Write out the full listing exactly as given, minus the images.
-- Opening Marker --
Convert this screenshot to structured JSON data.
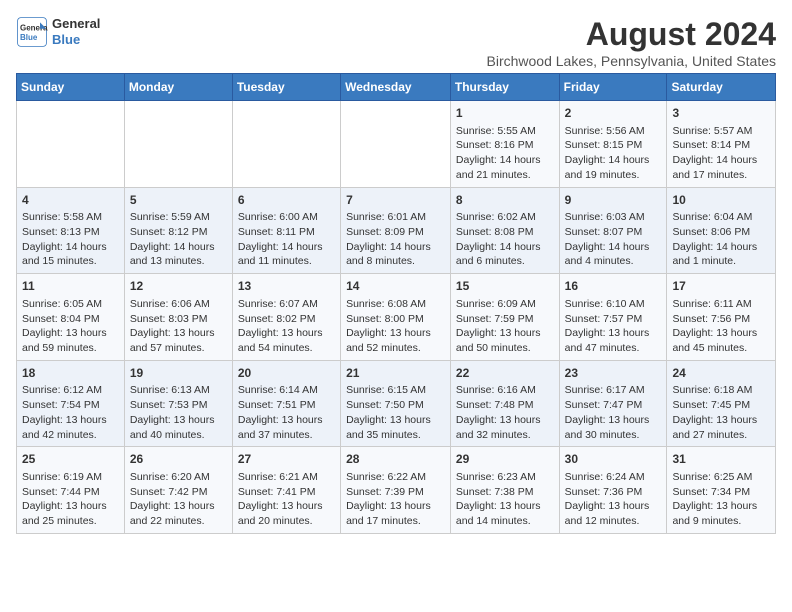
{
  "logo": {
    "line1": "General",
    "line2": "Blue"
  },
  "title": "August 2024",
  "subtitle": "Birchwood Lakes, Pennsylvania, United States",
  "days_of_week": [
    "Sunday",
    "Monday",
    "Tuesday",
    "Wednesday",
    "Thursday",
    "Friday",
    "Saturday"
  ],
  "weeks": [
    [
      {
        "day": "",
        "info": ""
      },
      {
        "day": "",
        "info": ""
      },
      {
        "day": "",
        "info": ""
      },
      {
        "day": "",
        "info": ""
      },
      {
        "day": "1",
        "info": "Sunrise: 5:55 AM\nSunset: 8:16 PM\nDaylight: 14 hours\nand 21 minutes."
      },
      {
        "day": "2",
        "info": "Sunrise: 5:56 AM\nSunset: 8:15 PM\nDaylight: 14 hours\nand 19 minutes."
      },
      {
        "day": "3",
        "info": "Sunrise: 5:57 AM\nSunset: 8:14 PM\nDaylight: 14 hours\nand 17 minutes."
      }
    ],
    [
      {
        "day": "4",
        "info": "Sunrise: 5:58 AM\nSunset: 8:13 PM\nDaylight: 14 hours\nand 15 minutes."
      },
      {
        "day": "5",
        "info": "Sunrise: 5:59 AM\nSunset: 8:12 PM\nDaylight: 14 hours\nand 13 minutes."
      },
      {
        "day": "6",
        "info": "Sunrise: 6:00 AM\nSunset: 8:11 PM\nDaylight: 14 hours\nand 11 minutes."
      },
      {
        "day": "7",
        "info": "Sunrise: 6:01 AM\nSunset: 8:09 PM\nDaylight: 14 hours\nand 8 minutes."
      },
      {
        "day": "8",
        "info": "Sunrise: 6:02 AM\nSunset: 8:08 PM\nDaylight: 14 hours\nand 6 minutes."
      },
      {
        "day": "9",
        "info": "Sunrise: 6:03 AM\nSunset: 8:07 PM\nDaylight: 14 hours\nand 4 minutes."
      },
      {
        "day": "10",
        "info": "Sunrise: 6:04 AM\nSunset: 8:06 PM\nDaylight: 14 hours\nand 1 minute."
      }
    ],
    [
      {
        "day": "11",
        "info": "Sunrise: 6:05 AM\nSunset: 8:04 PM\nDaylight: 13 hours\nand 59 minutes."
      },
      {
        "day": "12",
        "info": "Sunrise: 6:06 AM\nSunset: 8:03 PM\nDaylight: 13 hours\nand 57 minutes."
      },
      {
        "day": "13",
        "info": "Sunrise: 6:07 AM\nSunset: 8:02 PM\nDaylight: 13 hours\nand 54 minutes."
      },
      {
        "day": "14",
        "info": "Sunrise: 6:08 AM\nSunset: 8:00 PM\nDaylight: 13 hours\nand 52 minutes."
      },
      {
        "day": "15",
        "info": "Sunrise: 6:09 AM\nSunset: 7:59 PM\nDaylight: 13 hours\nand 50 minutes."
      },
      {
        "day": "16",
        "info": "Sunrise: 6:10 AM\nSunset: 7:57 PM\nDaylight: 13 hours\nand 47 minutes."
      },
      {
        "day": "17",
        "info": "Sunrise: 6:11 AM\nSunset: 7:56 PM\nDaylight: 13 hours\nand 45 minutes."
      }
    ],
    [
      {
        "day": "18",
        "info": "Sunrise: 6:12 AM\nSunset: 7:54 PM\nDaylight: 13 hours\nand 42 minutes."
      },
      {
        "day": "19",
        "info": "Sunrise: 6:13 AM\nSunset: 7:53 PM\nDaylight: 13 hours\nand 40 minutes."
      },
      {
        "day": "20",
        "info": "Sunrise: 6:14 AM\nSunset: 7:51 PM\nDaylight: 13 hours\nand 37 minutes."
      },
      {
        "day": "21",
        "info": "Sunrise: 6:15 AM\nSunset: 7:50 PM\nDaylight: 13 hours\nand 35 minutes."
      },
      {
        "day": "22",
        "info": "Sunrise: 6:16 AM\nSunset: 7:48 PM\nDaylight: 13 hours\nand 32 minutes."
      },
      {
        "day": "23",
        "info": "Sunrise: 6:17 AM\nSunset: 7:47 PM\nDaylight: 13 hours\nand 30 minutes."
      },
      {
        "day": "24",
        "info": "Sunrise: 6:18 AM\nSunset: 7:45 PM\nDaylight: 13 hours\nand 27 minutes."
      }
    ],
    [
      {
        "day": "25",
        "info": "Sunrise: 6:19 AM\nSunset: 7:44 PM\nDaylight: 13 hours\nand 25 minutes."
      },
      {
        "day": "26",
        "info": "Sunrise: 6:20 AM\nSunset: 7:42 PM\nDaylight: 13 hours\nand 22 minutes."
      },
      {
        "day": "27",
        "info": "Sunrise: 6:21 AM\nSunset: 7:41 PM\nDaylight: 13 hours\nand 20 minutes."
      },
      {
        "day": "28",
        "info": "Sunrise: 6:22 AM\nSunset: 7:39 PM\nDaylight: 13 hours\nand 17 minutes."
      },
      {
        "day": "29",
        "info": "Sunrise: 6:23 AM\nSunset: 7:38 PM\nDaylight: 13 hours\nand 14 minutes."
      },
      {
        "day": "30",
        "info": "Sunrise: 6:24 AM\nSunset: 7:36 PM\nDaylight: 13 hours\nand 12 minutes."
      },
      {
        "day": "31",
        "info": "Sunrise: 6:25 AM\nSunset: 7:34 PM\nDaylight: 13 hours\nand 9 minutes."
      }
    ]
  ]
}
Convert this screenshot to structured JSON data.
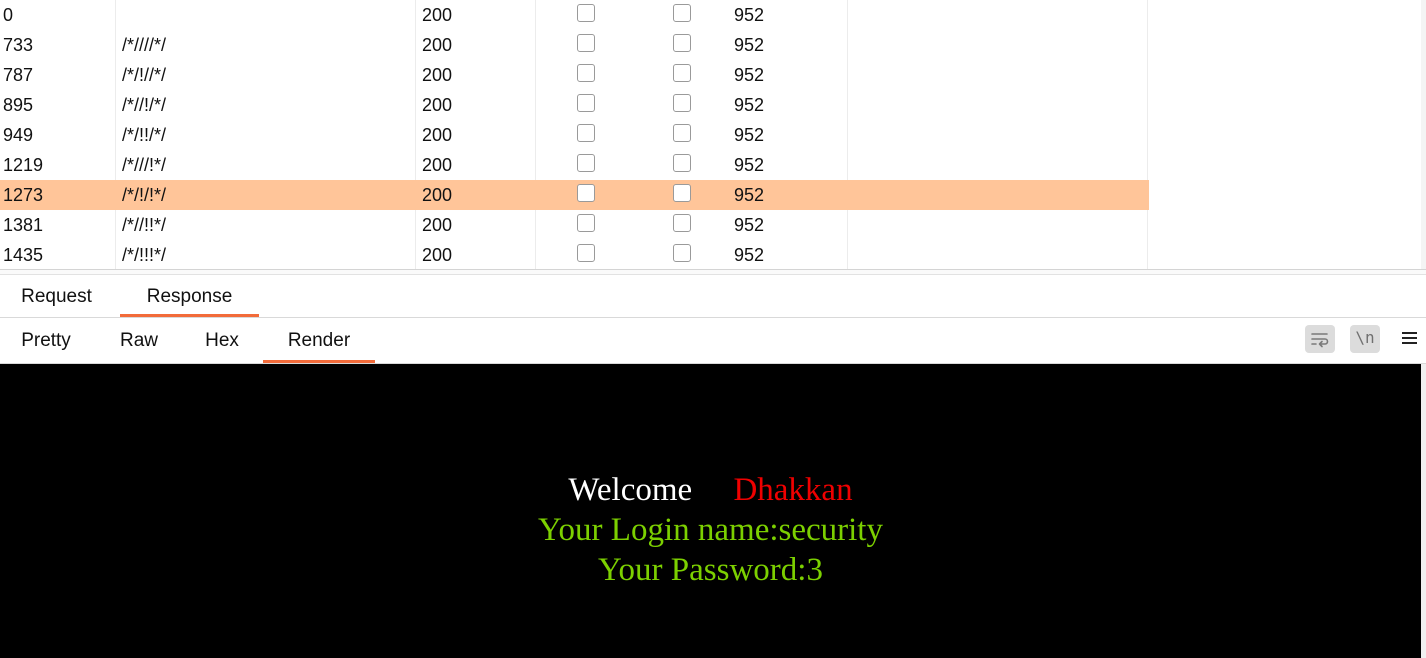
{
  "results": {
    "selected_index": 6,
    "rows": [
      {
        "num": "0",
        "payload": "",
        "status": "200",
        "error": false,
        "timeout": false,
        "length": "952"
      },
      {
        "num": "733",
        "payload": "/*////*/",
        "status": "200",
        "error": false,
        "timeout": false,
        "length": "952"
      },
      {
        "num": "787",
        "payload": "/*/!//*/",
        "status": "200",
        "error": false,
        "timeout": false,
        "length": "952"
      },
      {
        "num": "895",
        "payload": "/*//!/*/",
        "status": "200",
        "error": false,
        "timeout": false,
        "length": "952"
      },
      {
        "num": "949",
        "payload": "/*/!!/*/",
        "status": "200",
        "error": false,
        "timeout": false,
        "length": "952"
      },
      {
        "num": "1219",
        "payload": "/*///!*/",
        "status": "200",
        "error": false,
        "timeout": false,
        "length": "952"
      },
      {
        "num": "1273",
        "payload": "/*/!/!*/",
        "status": "200",
        "error": false,
        "timeout": false,
        "length": "952"
      },
      {
        "num": "1381",
        "payload": "/*//!!*/",
        "status": "200",
        "error": false,
        "timeout": false,
        "length": "952"
      },
      {
        "num": "1435",
        "payload": "/*/!!!*/",
        "status": "200",
        "error": false,
        "timeout": false,
        "length": "952"
      }
    ]
  },
  "main_tabs": [
    {
      "label": "Request",
      "active": false
    },
    {
      "label": "Response",
      "active": true
    }
  ],
  "view_tabs": [
    {
      "label": "Pretty",
      "active": false
    },
    {
      "label": "Raw",
      "active": false
    },
    {
      "label": "Hex",
      "active": false
    },
    {
      "label": "Render",
      "active": true
    }
  ],
  "toolbar": {
    "wrap_icon": "wrap-lines-icon",
    "newline_label": "\\n",
    "menu_icon": "hamburger-menu-icon"
  },
  "render": {
    "welcome": "Welcome",
    "username": "Dhakkan",
    "login_name": "Your Login name:security",
    "password": "Your Password:3"
  },
  "colors": {
    "selected_row": "#ffc599",
    "tab_accent": "#f26b3a",
    "render_bg": "#000000",
    "welcome_text": "#ffffff",
    "username_text": "#f00000",
    "credential_text": "#7cd000"
  }
}
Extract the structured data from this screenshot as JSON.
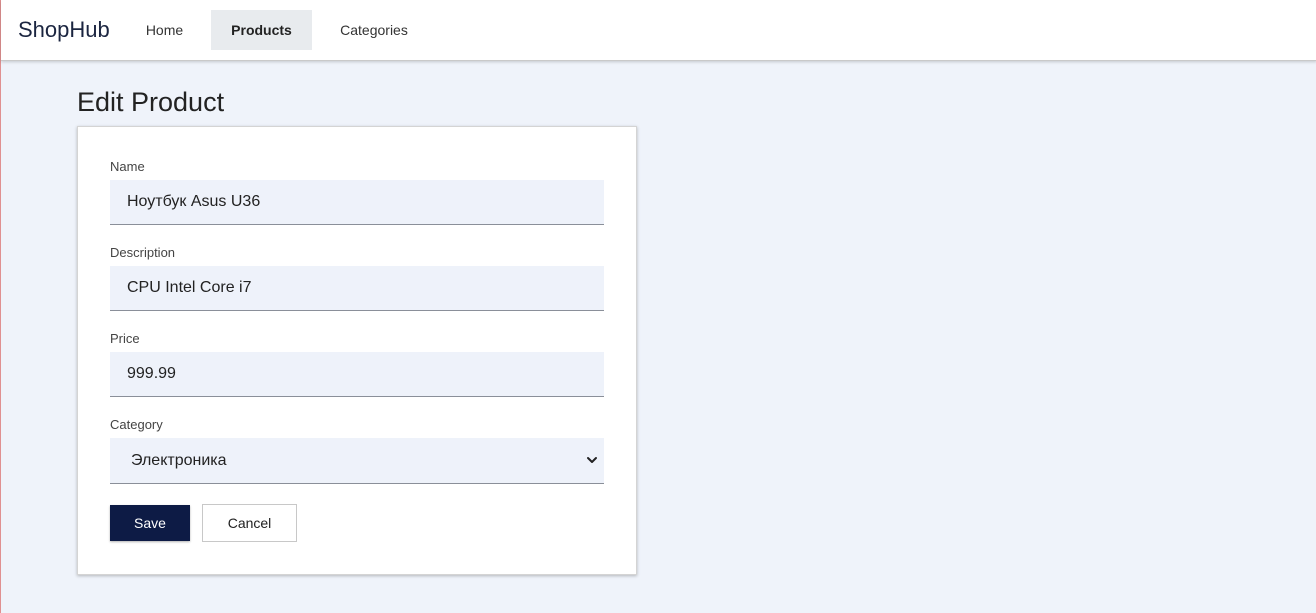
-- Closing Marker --
**Exercise answer:**
Convert this screenshot to structured JSON data.
{
  "logo": {
    "line1": "General",
    "line2": "Blue"
  },
  "title": "August 2024",
  "subtitle": "Birchwood Lakes, Pennsylvania, United States",
  "days_of_week": [
    "Sunday",
    "Monday",
    "Tuesday",
    "Wednesday",
    "Thursday",
    "Friday",
    "Saturday"
  ],
  "weeks": [
    [
      {
        "day": "",
        "info": ""
      },
      {
        "day": "",
        "info": ""
      },
      {
        "day": "",
        "info": ""
      },
      {
        "day": "",
        "info": ""
      },
      {
        "day": "1",
        "info": "Sunrise: 5:55 AM\nSunset: 8:16 PM\nDaylight: 14 hours\nand 21 minutes."
      },
      {
        "day": "2",
        "info": "Sunrise: 5:56 AM\nSunset: 8:15 PM\nDaylight: 14 hours\nand 19 minutes."
      },
      {
        "day": "3",
        "info": "Sunrise: 5:57 AM\nSunset: 8:14 PM\nDaylight: 14 hours\nand 17 minutes."
      }
    ],
    [
      {
        "day": "4",
        "info": "Sunrise: 5:58 AM\nSunset: 8:13 PM\nDaylight: 14 hours\nand 15 minutes."
      },
      {
        "day": "5",
        "info": "Sunrise: 5:59 AM\nSunset: 8:12 PM\nDaylight: 14 hours\nand 13 minutes."
      },
      {
        "day": "6",
        "info": "Sunrise: 6:00 AM\nSunset: 8:11 PM\nDaylight: 14 hours\nand 11 minutes."
      },
      {
        "day": "7",
        "info": "Sunrise: 6:01 AM\nSunset: 8:09 PM\nDaylight: 14 hours\nand 8 minutes."
      },
      {
        "day": "8",
        "info": "Sunrise: 6:02 AM\nSunset: 8:08 PM\nDaylight: 14 hours\nand 6 minutes."
      },
      {
        "day": "9",
        "info": "Sunrise: 6:03 AM\nSunset: 8:07 PM\nDaylight: 14 hours\nand 4 minutes."
      },
      {
        "day": "10",
        "info": "Sunrise: 6:04 AM\nSunset: 8:06 PM\nDaylight: 14 hours\nand 1 minute."
      }
    ],
    [
      {
        "day": "11",
        "info": "Sunrise: 6:05 AM\nSunset: 8:04 PM\nDaylight: 13 hours\nand 59 minutes."
      },
      {
        "day": "12",
        "info": "Sunrise: 6:06 AM\nSunset: 8:03 PM\nDaylight: 13 hours\nand 57 minutes."
      },
      {
        "day": "13",
        "info": "Sunrise: 6:07 AM\nSunset: 8:02 PM\nDaylight: 13 hours\nand 54 minutes."
      },
      {
        "day": "14",
        "info": "Sunrise: 6:08 AM\nSunset: 8:00 PM\nDaylight: 13 hours\nand 52 minutes."
      },
      {
        "day": "15",
        "info": "Sunrise: 6:09 AM\nSunset: 7:59 PM\nDaylight: 13 hours\nand 50 minutes."
      },
      {
        "day": "16",
        "info": "Sunrise: 6:10 AM\nSunset: 7:57 PM\nDaylight: 13 hours\nand 47 minutes."
      },
      {
        "day": "17",
        "info": "Sunrise: 6:11 AM\nSunset: 7:56 PM\nDaylight: 13 hours\nand 45 minutes."
      }
    ],
    [
      {
        "day": "18",
        "info": "Sunrise: 6:12 AM\nSunset: 7:54 PM\nDaylight: 13 hours\nand 42 minutes."
      },
      {
        "day": "19",
        "info": "Sunrise: 6:13 AM\nSunset: 7:53 PM\nDaylight: 13 hours\nand 40 minutes."
      },
      {
        "day": "20",
        "info": "Sunrise: 6:14 AM\nSunset: 7:51 PM\nDaylight: 13 hours\nand 37 minutes."
      },
      {
        "day": "21",
        "info": "Sunrise: 6:15 AM\nSunset: 7:50 PM\nDaylight: 13 hours\nand 35 minutes."
      },
      {
        "day": "22",
        "info": "Sunrise: 6:16 AM\nSunset: 7:48 PM\nDaylight: 13 hours\nand 32 minutes."
      },
      {
        "day": "23",
        "info": "Sunrise: 6:17 AM\nSunset: 7:47 PM\nDaylight: 13 hours\nand 30 minutes."
      },
      {
        "day": "24",
        "info": "Sunrise: 6:18 AM\nSunset: 7:45 PM\nDaylight: 13 hours\nand 27 minutes."
      }
    ],
    [
      {
        "day": "25",
        "info": "Sunrise: 6:19 AM\nSunset: 7:44 PM\nDaylight: 13 hours\nand 25 minutes."
      },
      {
        "day": "26",
        "info": "Sunrise: 6:20 AM\nSunset: 7:42 PM\nDaylight: 13 hours\nand 22 minutes."
      },
      {
        "day": "27",
        "info": "Sunrise: 6:21 AM\nSunset: 7:41 PM\nDaylight: 13 hours\nand 20 minutes."
      },
      {
        "day": "28",
        "info": "Sunrise: 6:22 AM\nSunset: 7:39 PM\nDaylight: 13 hours\nand 17 minutes."
      },
      {
        "day": "29",
        "info": "Sunrise: 6:23 AM\nSunset: 7:38 PM\nDaylight: 13 hours\nand 14 minutes."
      },
      {
        "day": "30",
        "info": "Sunrise: 6:24 AM\nSunset: 7:36 PM\nDaylight: 13 hours\nand 12 minutes."
      },
      {
        "day": "31",
        "info": "Sunrise: 6:25 AM\nSunset: 7:34 PM\nDaylight: 13 hours\nand 9 minutes."
      }
    ]
  ]
}
Convert this screenshot to structured JSON data.
{
  "results": {
    "selected_index": 6,
    "rows": [
      {
        "num": "0",
        "payload": "",
        "status": "200",
        "error": false,
        "timeout": false,
        "length": "952"
      },
      {
        "num": "733",
        "payload": "/*////*/",
        "status": "200",
        "error": false,
        "timeout": false,
        "length": "952"
      },
      {
        "num": "787",
        "payload": "/*/!//*/",
        "status": "200",
        "error": false,
        "timeout": false,
        "length": "952"
      },
      {
        "num": "895",
        "payload": "/*//!/*/",
        "status": "200",
        "error": false,
        "timeout": false,
        "length": "952"
      },
      {
        "num": "949",
        "payload": "/*/!!/*/",
        "status": "200",
        "error": false,
        "timeout": false,
        "length": "952"
      },
      {
        "num": "1219",
        "payload": "/*///!*/",
        "status": "200",
        "error": false,
        "timeout": false,
        "length": "952"
      },
      {
        "num": "1273",
        "payload": "/*/!/!*/",
        "status": "200",
        "error": false,
        "timeout": false,
        "length": "952"
      },
      {
        "num": "1381",
        "payload": "/*//!!*/",
        "status": "200",
        "error": false,
        "timeout": false,
        "length": "952"
      },
      {
        "num": "1435",
        "payload": "/*/!!!*/",
        "status": "200",
        "error": false,
        "timeout": false,
        "length": "952"
      }
    ]
  },
  "main_tabs": [
    {
      "label": "Request",
      "active": false
    },
    {
      "label": "Response",
      "active": true
    }
  ],
  "view_tabs": [
    {
      "label": "Pretty",
      "active": false
    },
    {
      "label": "Raw",
      "active": false
    },
    {
      "label": "Hex",
      "active": false
    },
    {
      "label": "Render",
      "active": true
    }
  ],
  "toolbar": {
    "wrap_icon": "wrap-lines-icon",
    "newline_label": "\\n",
    "menu_icon": "hamburger-menu-icon"
  },
  "render": {
    "welcome": "Welcome",
    "username": "Dhakkan",
    "login_name": "Your Login name:security",
    "password": "Your Password:3"
  },
  "colors": {
    "selected_row": "#ffc599",
    "tab_accent": "#f26b3a",
    "render_bg": "#000000",
    "welcome_text": "#ffffff",
    "username_text": "#f00000",
    "credential_text": "#7cd000"
  }
}
Extract the structured data from this screenshot as JSON.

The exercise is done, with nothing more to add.